Dale Jackson’s 7 Things: The government shut down but not really, the Alabama “blue wave” is a myth, former Democrat congressman switches party to run again, and more
The 7 Things You Should Be Talking About Today
— The deal raises budget caps by $300 billion in the next two years; $160 billion would go to the Pentagon, $128 billion to non-defense programs, $80 billion in disaster relief for hurricanes in Texas, Florida and Puerto Rico. It raises the debt ceiling until March 2019, it keeps the government running until late March and sets up an immigration debate in the Senate.
— Alabama Representatives Mo Brooks (AL-05) and Gary Palmer (AL-06), voted against this budget deal; all Alabama’s other representatives voted yes.
2. There are claims that the White House knew about the aide who hit his ex-wives
— White House aide Rob Porter has resigned after allegation of spousal abuse were made public by two of his ex-wives.
— Chief of Staff John Kelly apparently knew about the allegations; but did not fully believe them until photos surfaced.
3. Blue Dog Democrat Bobby Bright becomes a Republican to try and reclaim his old seat
— Rumors as late as this week had Bright running for Lt. Governor as a Democrat; instead he will take on Martha Roby, who beat him in 2010, in a Republican primary.
— Bright’s switch to the Republican Party might throw a little cold water on the argument that Alabama Democrats are on the rise in the state and poised to make gains in 2018.
4. After Doug Jones’ win, the Democrat “blue wave” seems to be a bit of a bust in Alabama

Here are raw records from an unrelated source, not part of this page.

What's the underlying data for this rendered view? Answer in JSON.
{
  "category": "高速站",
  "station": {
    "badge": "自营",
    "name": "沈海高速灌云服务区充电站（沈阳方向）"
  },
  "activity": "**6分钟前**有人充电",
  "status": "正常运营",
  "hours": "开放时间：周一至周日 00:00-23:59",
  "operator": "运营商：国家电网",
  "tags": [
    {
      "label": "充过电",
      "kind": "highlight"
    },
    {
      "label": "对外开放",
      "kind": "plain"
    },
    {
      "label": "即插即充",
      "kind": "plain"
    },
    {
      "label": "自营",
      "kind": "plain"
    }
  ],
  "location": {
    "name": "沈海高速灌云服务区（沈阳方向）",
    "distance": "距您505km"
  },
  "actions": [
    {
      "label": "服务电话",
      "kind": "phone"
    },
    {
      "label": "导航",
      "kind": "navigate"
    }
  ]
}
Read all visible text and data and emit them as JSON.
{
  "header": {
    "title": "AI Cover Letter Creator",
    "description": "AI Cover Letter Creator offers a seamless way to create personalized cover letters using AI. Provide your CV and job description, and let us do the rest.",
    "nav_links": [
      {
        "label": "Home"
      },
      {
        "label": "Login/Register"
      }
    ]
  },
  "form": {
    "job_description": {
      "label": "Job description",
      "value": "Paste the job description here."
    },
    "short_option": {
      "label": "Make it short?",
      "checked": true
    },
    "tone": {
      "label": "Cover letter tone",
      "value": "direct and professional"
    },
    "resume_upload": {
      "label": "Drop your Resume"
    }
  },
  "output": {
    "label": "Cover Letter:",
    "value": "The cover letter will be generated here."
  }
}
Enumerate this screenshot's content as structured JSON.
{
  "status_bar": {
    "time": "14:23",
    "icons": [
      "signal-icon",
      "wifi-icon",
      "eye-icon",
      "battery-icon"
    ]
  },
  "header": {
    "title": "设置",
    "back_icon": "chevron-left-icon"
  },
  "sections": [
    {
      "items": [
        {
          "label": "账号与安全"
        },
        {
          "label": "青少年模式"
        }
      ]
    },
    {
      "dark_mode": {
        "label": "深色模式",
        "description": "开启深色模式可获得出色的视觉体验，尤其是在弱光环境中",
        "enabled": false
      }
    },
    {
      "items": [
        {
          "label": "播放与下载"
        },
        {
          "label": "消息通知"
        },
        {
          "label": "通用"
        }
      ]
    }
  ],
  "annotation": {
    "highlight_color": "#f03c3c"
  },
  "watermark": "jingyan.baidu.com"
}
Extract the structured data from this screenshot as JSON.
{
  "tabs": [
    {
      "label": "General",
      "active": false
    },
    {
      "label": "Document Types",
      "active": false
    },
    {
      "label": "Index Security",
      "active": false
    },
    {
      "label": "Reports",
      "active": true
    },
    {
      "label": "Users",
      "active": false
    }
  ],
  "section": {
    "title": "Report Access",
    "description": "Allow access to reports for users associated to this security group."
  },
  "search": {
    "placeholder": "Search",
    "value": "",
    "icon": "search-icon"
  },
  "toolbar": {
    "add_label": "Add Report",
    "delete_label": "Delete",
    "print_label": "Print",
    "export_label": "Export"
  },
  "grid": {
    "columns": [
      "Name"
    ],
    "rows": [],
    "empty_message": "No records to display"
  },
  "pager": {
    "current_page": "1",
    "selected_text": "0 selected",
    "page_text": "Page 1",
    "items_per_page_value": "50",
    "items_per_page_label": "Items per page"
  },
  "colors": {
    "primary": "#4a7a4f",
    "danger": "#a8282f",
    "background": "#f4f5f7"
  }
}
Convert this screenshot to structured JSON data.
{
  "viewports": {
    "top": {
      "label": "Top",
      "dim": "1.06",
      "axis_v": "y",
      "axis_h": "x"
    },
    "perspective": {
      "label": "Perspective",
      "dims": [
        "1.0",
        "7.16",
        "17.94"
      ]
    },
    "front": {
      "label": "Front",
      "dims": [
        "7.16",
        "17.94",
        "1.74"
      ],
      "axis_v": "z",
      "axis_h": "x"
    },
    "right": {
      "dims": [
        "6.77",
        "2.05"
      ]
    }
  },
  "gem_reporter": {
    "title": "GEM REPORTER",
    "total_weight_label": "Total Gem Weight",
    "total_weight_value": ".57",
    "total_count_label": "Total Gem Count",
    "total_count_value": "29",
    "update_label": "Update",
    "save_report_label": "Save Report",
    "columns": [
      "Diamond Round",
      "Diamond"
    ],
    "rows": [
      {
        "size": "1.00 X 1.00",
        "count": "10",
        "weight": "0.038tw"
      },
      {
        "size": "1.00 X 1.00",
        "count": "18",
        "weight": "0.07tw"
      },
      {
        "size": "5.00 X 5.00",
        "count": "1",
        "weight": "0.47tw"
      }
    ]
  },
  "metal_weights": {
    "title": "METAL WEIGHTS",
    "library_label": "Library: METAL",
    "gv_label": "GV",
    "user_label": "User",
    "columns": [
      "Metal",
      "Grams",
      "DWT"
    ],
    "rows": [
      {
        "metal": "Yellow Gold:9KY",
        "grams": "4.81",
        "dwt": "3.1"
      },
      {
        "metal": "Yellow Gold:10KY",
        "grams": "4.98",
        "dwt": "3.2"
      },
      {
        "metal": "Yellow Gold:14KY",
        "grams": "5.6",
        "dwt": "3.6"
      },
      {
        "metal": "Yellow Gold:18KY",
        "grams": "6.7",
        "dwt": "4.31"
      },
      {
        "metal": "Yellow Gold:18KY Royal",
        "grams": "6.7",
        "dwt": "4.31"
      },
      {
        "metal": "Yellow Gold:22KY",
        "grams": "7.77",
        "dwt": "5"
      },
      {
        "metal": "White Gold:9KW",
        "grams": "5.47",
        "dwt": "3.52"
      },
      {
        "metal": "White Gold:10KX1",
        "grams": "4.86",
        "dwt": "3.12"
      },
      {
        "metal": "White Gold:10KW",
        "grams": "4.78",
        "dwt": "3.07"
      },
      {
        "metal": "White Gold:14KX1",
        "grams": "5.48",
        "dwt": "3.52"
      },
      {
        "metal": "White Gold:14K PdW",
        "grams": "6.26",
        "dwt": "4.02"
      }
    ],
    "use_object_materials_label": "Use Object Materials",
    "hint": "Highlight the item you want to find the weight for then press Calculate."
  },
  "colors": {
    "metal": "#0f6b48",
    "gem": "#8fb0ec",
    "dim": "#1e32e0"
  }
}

— As of now, Democrats are competing for fewer seats in the Alabama Legislature than in 2014 — 18 vs. 23 in the Senate and 52 vs. 57 in the House.
— Qualifying for the 2018 elections in Alabama ends today.
5. Attorney General Jeff Sessions tells people to “take some aspirin sometimes and tough it out” instead of taking opioids
— Sessions comments were in response to questions about the amount of opioids prescribed to patients in the United States.
— Some in the medical community did not like Sessions comments, saying “That remark reflects a failure to recognize the severity of pain of some patients.”
6. Former Attorney General Troy King is trying to get his old job back
— Polls show King is in good shape heading into the primary election against the the current AG, Steve Marshall, who has never run a statewide campaign.
— King was decimated by Luther Strange in 2010 after siding with gambling interests and against then-Governor Bob Riley over the policing of gambling.
— In the never-ending saga that is the “Russia Investigation”, it has now been learned that Warner sought out the British Intelligence agent for a secret conversation; texts show Warner did not want a paper trail.
— Republican Senators Richard Burr and Marco Rubio say there is nothing improper here.